(Work task): Extract the stretch of lines that starts at the line with "Enumerate this screenshot's" and ends at the last line of the data below. Give it exactly, without pictures.
___ Dataset records ___
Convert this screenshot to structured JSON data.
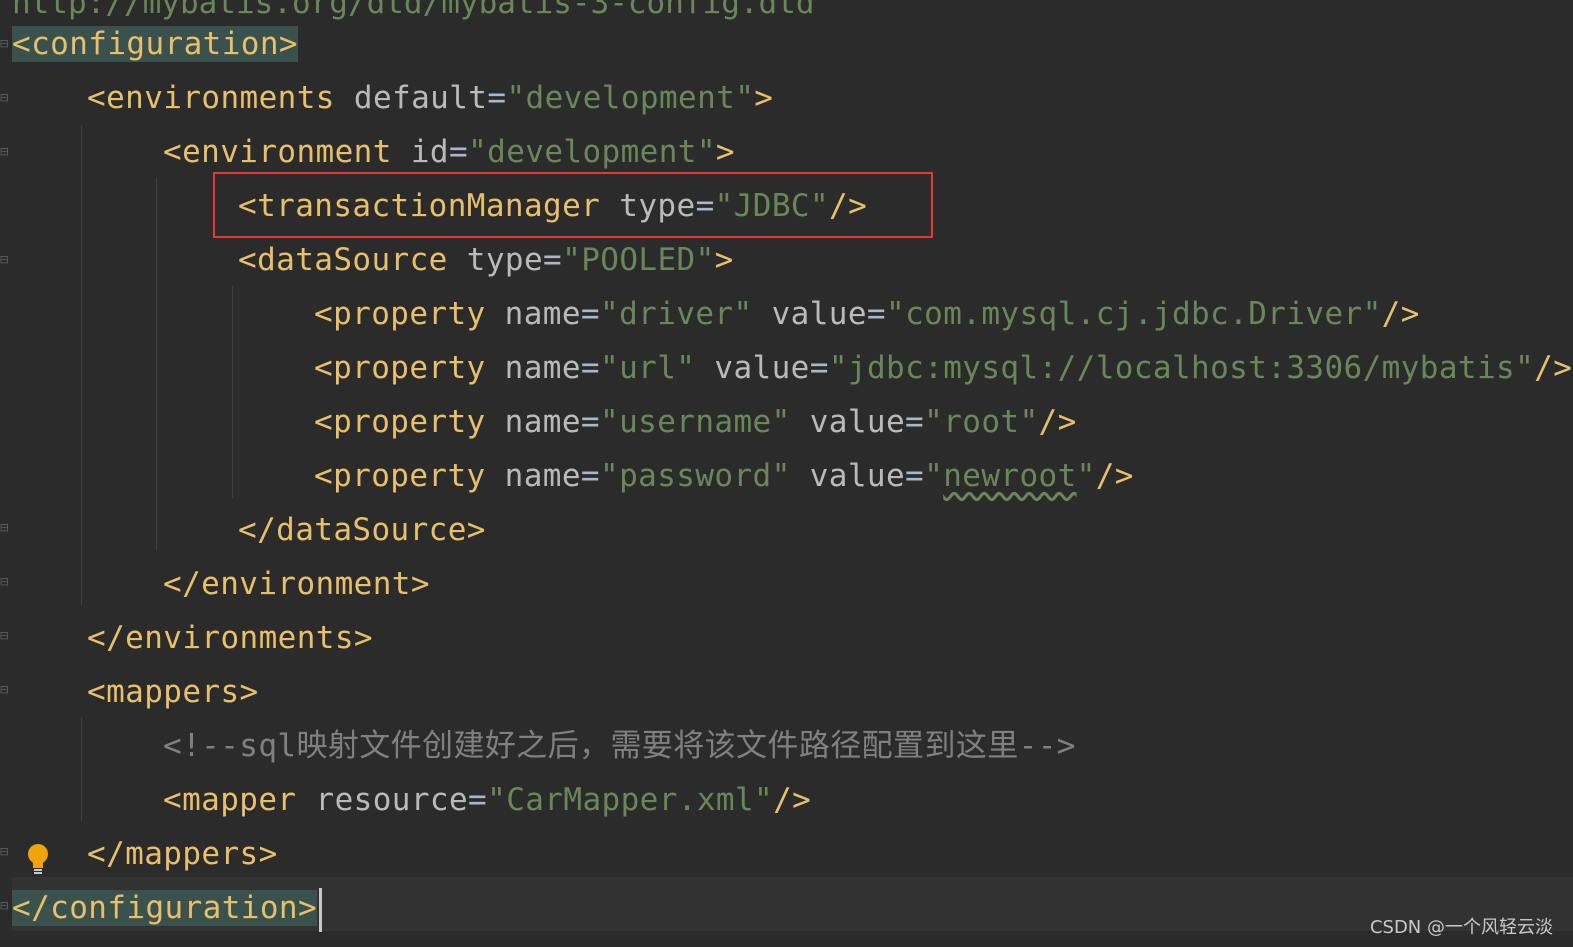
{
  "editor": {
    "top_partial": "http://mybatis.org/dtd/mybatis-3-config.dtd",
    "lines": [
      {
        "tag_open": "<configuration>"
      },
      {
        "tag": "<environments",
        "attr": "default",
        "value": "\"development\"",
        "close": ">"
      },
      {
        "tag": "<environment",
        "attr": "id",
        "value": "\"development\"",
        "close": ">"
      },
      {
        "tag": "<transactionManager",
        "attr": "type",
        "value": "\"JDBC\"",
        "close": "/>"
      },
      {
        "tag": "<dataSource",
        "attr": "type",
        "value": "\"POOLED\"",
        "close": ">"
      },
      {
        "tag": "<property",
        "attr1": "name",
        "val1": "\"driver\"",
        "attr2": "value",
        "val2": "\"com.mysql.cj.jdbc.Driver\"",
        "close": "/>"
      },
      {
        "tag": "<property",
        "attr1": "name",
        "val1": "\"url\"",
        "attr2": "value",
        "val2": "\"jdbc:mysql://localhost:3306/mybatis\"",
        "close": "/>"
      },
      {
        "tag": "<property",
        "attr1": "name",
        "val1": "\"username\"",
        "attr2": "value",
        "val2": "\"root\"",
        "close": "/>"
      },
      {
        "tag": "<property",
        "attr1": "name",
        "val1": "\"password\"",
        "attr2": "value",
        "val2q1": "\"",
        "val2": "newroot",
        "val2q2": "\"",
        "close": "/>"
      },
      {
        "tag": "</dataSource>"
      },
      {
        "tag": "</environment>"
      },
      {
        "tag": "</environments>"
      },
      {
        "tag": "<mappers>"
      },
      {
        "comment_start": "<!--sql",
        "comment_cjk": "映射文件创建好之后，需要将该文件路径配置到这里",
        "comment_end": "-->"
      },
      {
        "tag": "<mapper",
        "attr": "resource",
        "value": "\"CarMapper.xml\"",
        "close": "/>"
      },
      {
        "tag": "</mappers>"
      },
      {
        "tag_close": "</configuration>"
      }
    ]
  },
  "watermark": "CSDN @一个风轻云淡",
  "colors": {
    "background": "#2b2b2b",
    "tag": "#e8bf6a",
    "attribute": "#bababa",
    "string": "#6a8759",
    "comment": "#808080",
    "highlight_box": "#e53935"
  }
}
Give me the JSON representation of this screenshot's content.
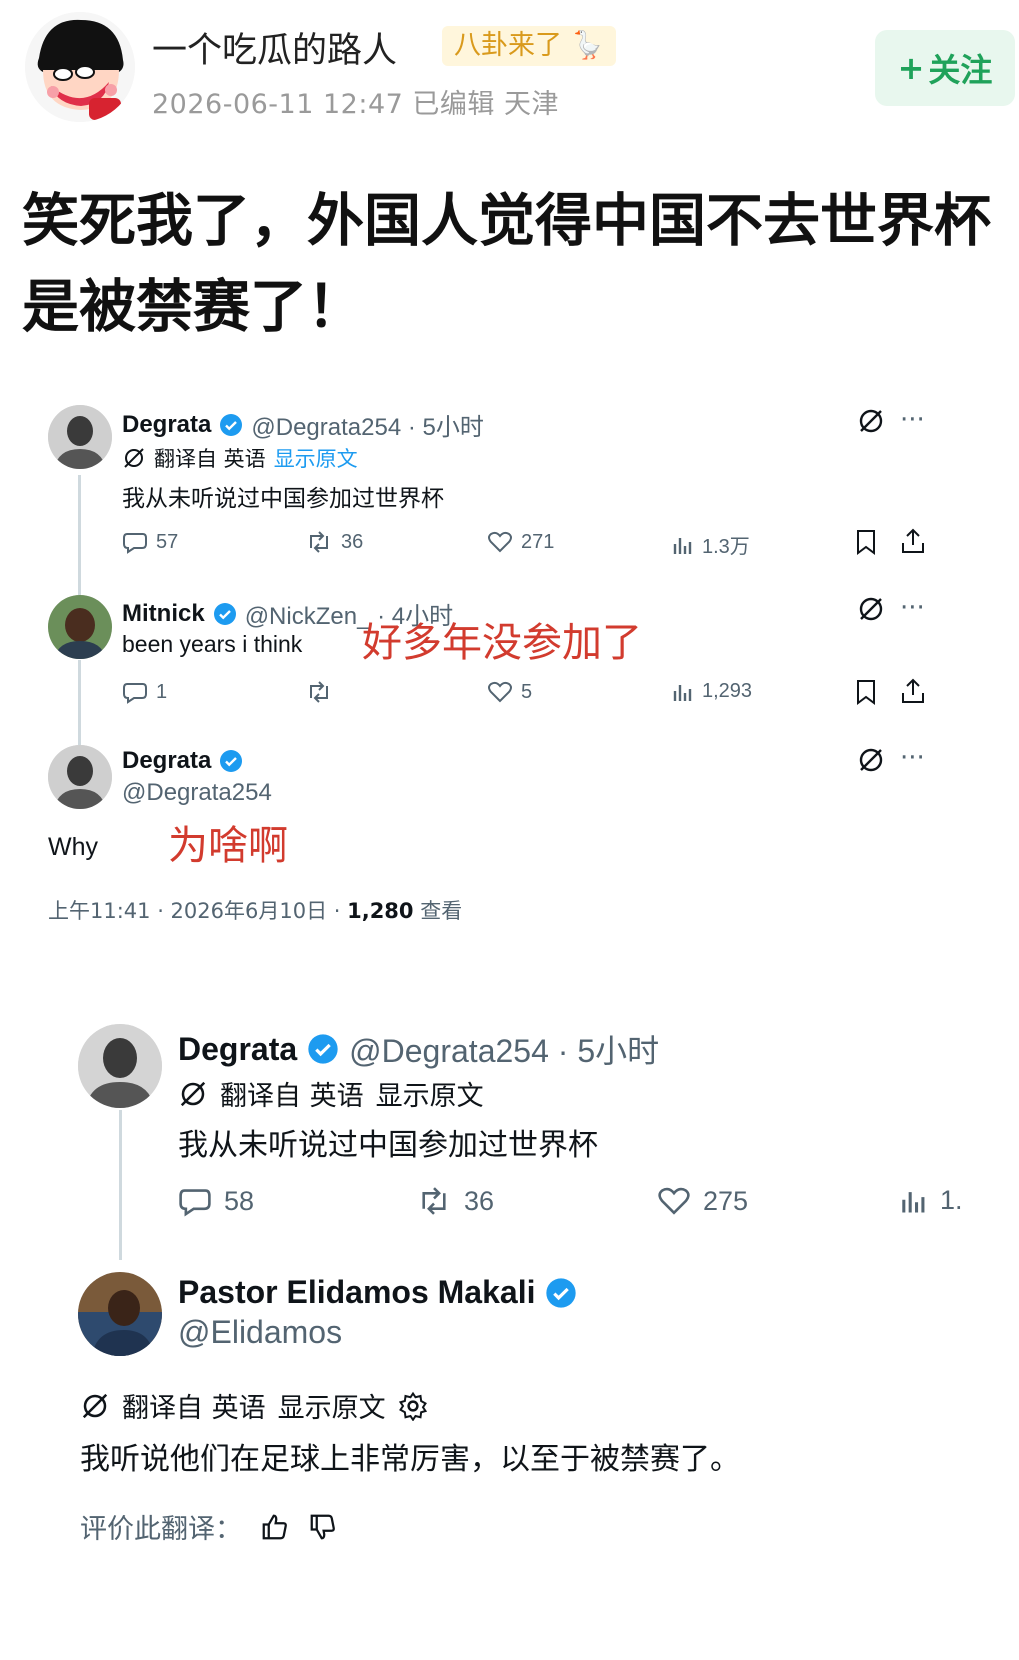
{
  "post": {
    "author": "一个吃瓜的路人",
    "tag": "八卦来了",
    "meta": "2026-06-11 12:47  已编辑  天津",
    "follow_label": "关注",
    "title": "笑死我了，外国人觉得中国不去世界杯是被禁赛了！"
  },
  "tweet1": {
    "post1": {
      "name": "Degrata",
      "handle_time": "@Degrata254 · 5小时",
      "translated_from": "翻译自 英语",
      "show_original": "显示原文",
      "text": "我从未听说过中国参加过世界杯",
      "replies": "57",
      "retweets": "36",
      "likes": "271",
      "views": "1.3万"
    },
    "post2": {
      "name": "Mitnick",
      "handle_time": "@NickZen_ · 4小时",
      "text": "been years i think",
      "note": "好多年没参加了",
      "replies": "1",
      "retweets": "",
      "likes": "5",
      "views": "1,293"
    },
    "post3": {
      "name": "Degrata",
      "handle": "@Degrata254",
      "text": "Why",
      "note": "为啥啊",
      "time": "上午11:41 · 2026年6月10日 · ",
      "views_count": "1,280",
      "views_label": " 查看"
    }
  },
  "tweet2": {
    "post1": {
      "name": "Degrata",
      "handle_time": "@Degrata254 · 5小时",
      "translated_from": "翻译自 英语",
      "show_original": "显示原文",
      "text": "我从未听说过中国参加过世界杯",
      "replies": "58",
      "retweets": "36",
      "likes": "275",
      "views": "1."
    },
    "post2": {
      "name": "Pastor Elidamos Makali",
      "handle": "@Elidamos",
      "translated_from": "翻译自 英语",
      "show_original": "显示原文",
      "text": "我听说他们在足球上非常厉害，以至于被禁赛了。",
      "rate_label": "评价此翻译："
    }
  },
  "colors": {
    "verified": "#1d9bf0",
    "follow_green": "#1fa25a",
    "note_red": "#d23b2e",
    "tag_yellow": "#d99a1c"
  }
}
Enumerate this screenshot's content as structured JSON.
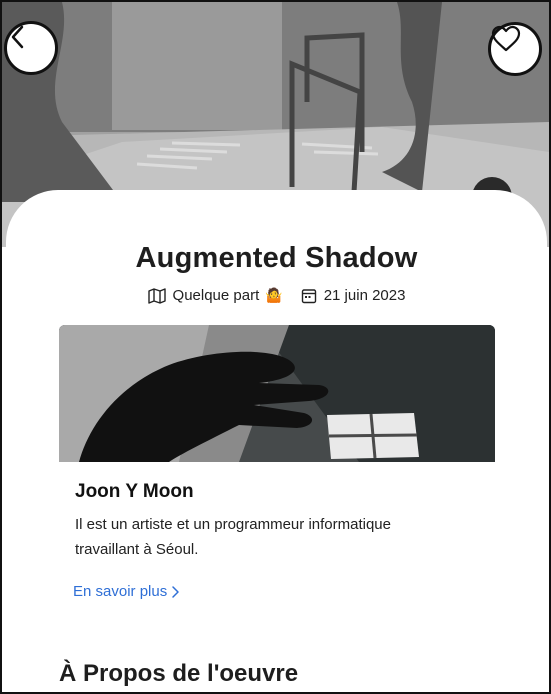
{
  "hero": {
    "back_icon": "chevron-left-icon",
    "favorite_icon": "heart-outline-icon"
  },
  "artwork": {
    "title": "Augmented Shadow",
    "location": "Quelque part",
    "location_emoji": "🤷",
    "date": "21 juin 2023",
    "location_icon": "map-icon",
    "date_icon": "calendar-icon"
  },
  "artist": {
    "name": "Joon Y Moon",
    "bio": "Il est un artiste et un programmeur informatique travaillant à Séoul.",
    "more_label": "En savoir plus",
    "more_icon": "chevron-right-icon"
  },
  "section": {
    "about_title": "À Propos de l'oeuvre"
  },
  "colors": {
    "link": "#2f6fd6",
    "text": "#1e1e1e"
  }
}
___
(Solution for this problem):
Enumerate this screenshot's content as structured JSON.
{
  "hero": {
    "back_icon": "chevron-left-icon",
    "favorite_icon": "heart-outline-icon"
  },
  "artwork": {
    "title": "Augmented Shadow",
    "location": "Quelque part",
    "location_emoji": "🤷",
    "date": "21 juin 2023",
    "location_icon": "map-icon",
    "date_icon": "calendar-icon"
  },
  "artist": {
    "name": "Joon Y Moon",
    "bio": "Il est un artiste et un programmeur informatique travaillant à Séoul.",
    "more_label": "En savoir plus",
    "more_icon": "chevron-right-icon"
  },
  "section": {
    "about_title": "À Propos de l'oeuvre"
  },
  "colors": {
    "link": "#2f6fd6",
    "text": "#1e1e1e"
  }
}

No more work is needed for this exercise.